> **Exercise**
The answer is to be the data below, written out in full and exactly.

Items from an interface collection

►

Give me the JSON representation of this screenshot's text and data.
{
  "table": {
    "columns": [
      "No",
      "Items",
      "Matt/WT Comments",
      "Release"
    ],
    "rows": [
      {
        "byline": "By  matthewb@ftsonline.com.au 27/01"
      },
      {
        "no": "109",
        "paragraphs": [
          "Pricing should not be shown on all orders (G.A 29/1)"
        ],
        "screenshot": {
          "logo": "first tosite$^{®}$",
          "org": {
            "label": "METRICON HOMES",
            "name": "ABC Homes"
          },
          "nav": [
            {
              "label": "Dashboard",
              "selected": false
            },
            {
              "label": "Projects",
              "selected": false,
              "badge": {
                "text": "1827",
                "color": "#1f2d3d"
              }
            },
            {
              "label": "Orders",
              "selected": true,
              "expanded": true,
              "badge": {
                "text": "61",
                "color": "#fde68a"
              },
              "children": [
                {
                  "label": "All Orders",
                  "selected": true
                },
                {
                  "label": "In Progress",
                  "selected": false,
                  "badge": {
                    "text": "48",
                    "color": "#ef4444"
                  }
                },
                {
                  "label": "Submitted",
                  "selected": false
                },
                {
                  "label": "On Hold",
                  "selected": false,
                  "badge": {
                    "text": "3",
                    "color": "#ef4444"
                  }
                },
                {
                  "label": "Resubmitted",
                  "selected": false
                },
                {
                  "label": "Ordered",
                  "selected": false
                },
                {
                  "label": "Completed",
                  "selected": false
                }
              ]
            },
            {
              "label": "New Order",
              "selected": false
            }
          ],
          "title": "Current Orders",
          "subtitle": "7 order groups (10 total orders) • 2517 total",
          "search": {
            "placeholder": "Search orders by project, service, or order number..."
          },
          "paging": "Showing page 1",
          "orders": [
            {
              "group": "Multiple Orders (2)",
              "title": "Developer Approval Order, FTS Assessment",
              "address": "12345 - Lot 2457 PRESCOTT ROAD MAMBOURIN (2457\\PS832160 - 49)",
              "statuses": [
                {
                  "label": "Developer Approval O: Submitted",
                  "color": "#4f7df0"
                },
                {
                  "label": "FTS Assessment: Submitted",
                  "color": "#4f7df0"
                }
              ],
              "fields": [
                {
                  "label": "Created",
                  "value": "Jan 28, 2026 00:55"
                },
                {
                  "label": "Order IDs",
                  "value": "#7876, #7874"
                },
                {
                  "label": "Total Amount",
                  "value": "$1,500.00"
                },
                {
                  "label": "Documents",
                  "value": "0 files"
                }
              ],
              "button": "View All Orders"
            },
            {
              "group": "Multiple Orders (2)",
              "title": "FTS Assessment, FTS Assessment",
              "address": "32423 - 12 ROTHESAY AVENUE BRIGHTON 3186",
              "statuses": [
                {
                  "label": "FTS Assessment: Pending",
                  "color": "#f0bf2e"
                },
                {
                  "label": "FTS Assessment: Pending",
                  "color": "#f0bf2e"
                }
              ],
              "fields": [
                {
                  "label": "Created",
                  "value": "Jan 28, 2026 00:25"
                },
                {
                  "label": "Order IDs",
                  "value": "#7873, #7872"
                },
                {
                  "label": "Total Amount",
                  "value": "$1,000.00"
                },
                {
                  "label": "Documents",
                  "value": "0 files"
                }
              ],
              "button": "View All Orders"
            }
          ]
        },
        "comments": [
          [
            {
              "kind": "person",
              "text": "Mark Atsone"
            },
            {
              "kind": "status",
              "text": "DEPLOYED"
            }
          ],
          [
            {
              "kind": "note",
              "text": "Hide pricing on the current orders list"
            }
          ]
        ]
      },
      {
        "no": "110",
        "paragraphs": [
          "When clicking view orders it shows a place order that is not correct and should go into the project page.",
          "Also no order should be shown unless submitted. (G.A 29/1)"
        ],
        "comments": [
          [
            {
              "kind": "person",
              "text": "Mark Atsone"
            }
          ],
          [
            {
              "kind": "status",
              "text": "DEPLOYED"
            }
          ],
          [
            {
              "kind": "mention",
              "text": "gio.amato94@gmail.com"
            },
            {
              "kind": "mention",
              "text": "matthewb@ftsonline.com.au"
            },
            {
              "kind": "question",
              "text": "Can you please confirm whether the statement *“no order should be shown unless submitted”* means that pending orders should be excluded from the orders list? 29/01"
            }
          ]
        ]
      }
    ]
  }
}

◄

> **Exercise answer**
Give me the JSON representation of this screenshot's text and data.
{
  "table": {
    "columns": [
      "No",
      "Items",
      "Matt/WT Comments",
      "Release"
    ],
    "rows": [
      {
        "byline": "By  matthewb@ftsonline.com.au 27/01"
      },
      {
        "no": "109",
        "paragraphs": [
          "Pricing should not be shown on all orders (G.A 29/1)"
        ],
        "screenshot": {
          "logo": "first tosite$^{®}$",
          "org": {
            "label": "METRICON HOMES",
            "name": "ABC Homes"
          },
          "nav": [
            {
              "label": "Dashboard",
              "selected": false
            },
            {
              "label": "Projects",
              "selected": false,
              "badge": {
                "text": "1827",
                "color": "#1f2d3d"
              }
            },
            {
              "label": "Orders",
              "selected": true,
              "expanded": true,
              "badge": {
                "text": "61",
                "color": "#fde68a"
              },
              "children": [
                {
                  "label": "All Orders",
                  "selected": true
                },
                {
                  "label": "In Progress",
                  "selected": false,
                  "badge": {
                    "text": "48",
                    "color": "#ef4444"
                  }
                },
                {
                  "label": "Submitted",
                  "selected": false
                },
                {
                  "label": "On Hold",
                  "selected": false,
                  "badge": {
                    "text": "3",
                    "color": "#ef4444"
                  }
                },
                {
                  "label": "Resubmitted",
                  "selected": false
                },
                {
                  "label": "Ordered",
                  "selected": false
                },
                {
                  "label": "Completed",
                  "selected": false
                }
              ]
            },
            {
              "label": "New Order",
              "selected": false
            }
          ],
          "title": "Current Orders",
          "subtitle": "7 order groups (10 total orders) • 2517 total",
          "search": {
            "placeholder": "Search orders by project, service, or order number..."
          },
          "paging": "Showing page 1",
          "orders": [
            {
              "group": "Multiple Orders (2)",
              "title": "Developer Approval Order, FTS Assessment",
              "address": "12345 - Lot 2457 PRESCOTT ROAD MAMBOURIN (2457\\PS832160 - 49)",
              "statuses": [
                {
                  "label": "Developer Approval O: Submitted",
                  "color": "#4f7df0"
                },
                {
                  "label": "FTS Assessment: Submitted",
                  "color": "#4f7df0"
                }
              ],
              "fields": [
                {
                  "label": "Created",
                  "value": "Jan 28, 2026 00:55"
                },
                {
                  "label": "Order IDs",
                  "value": "#7876, #7874"
                },
                {
                  "label": "Total Amount",
                  "value": "$1,500.00"
                },
                {
                  "label": "Documents",
                  "value": "0 files"
                }
              ],
              "button": "View All Orders"
            },
            {
              "group": "Multiple Orders (2)",
              "title": "FTS Assessment, FTS Assessment",
              "address": "32423 - 12 ROTHESAY AVENUE BRIGHTON 3186",
              "statuses": [
                {
                  "label": "FTS Assessment: Pending",
                  "color": "#f0bf2e"
                },
                {
                  "label": "FTS Assessment: Pending",
                  "color": "#f0bf2e"
                }
              ],
              "fields": [
                {
                  "label": "Created",
                  "value": "Jan 28, 2026 00:25"
                },
                {
                  "label": "Order IDs",
                  "value": "#7873, #7872"
                },
                {
                  "label": "Total Amount",
                  "value": "$1,000.00"
                },
                {
                  "label": "Documents",
                  "value": "0 files"
                }
              ],
              "button": "View All Orders"
            }
          ]
        },
        "comments": [
          [
            {
              "kind": "person",
              "text": "Mark Atsone"
            },
            {
              "kind": "status",
              "text": "DEPLOYED"
            }
          ],
          [
            {
              "kind": "note",
              "text": "Hide pricing on the current orders list"
            }
          ]
        ]
      },
      {
        "no": "110",
        "paragraphs": [
          "When clicking view orders it shows a place order that is not correct and should go into the project page.",
          "Also no order should be shown unless submitted. (G.A 29/1)"
        ],
        "comments": [
          [
            {
              "kind": "person",
              "text": "Mark Atsone"
            }
          ],
          [
            {
              "kind": "status",
              "text": "DEPLOYED"
            }
          ],
          [
            {
              "kind": "mention",
              "text": "gio.amato94@gmail.com"
            },
            {
              "kind": "mention",
              "text": "matthewb@ftsonline.com.au"
            },
            {
              "kind": "question",
              "text": "Can you please confirm whether the statement *“no order should be shown unless submitted”* means that pending orders should be excluded from the orders list? 29/01"
            }
          ]
        ]
      }
    ]
  }
}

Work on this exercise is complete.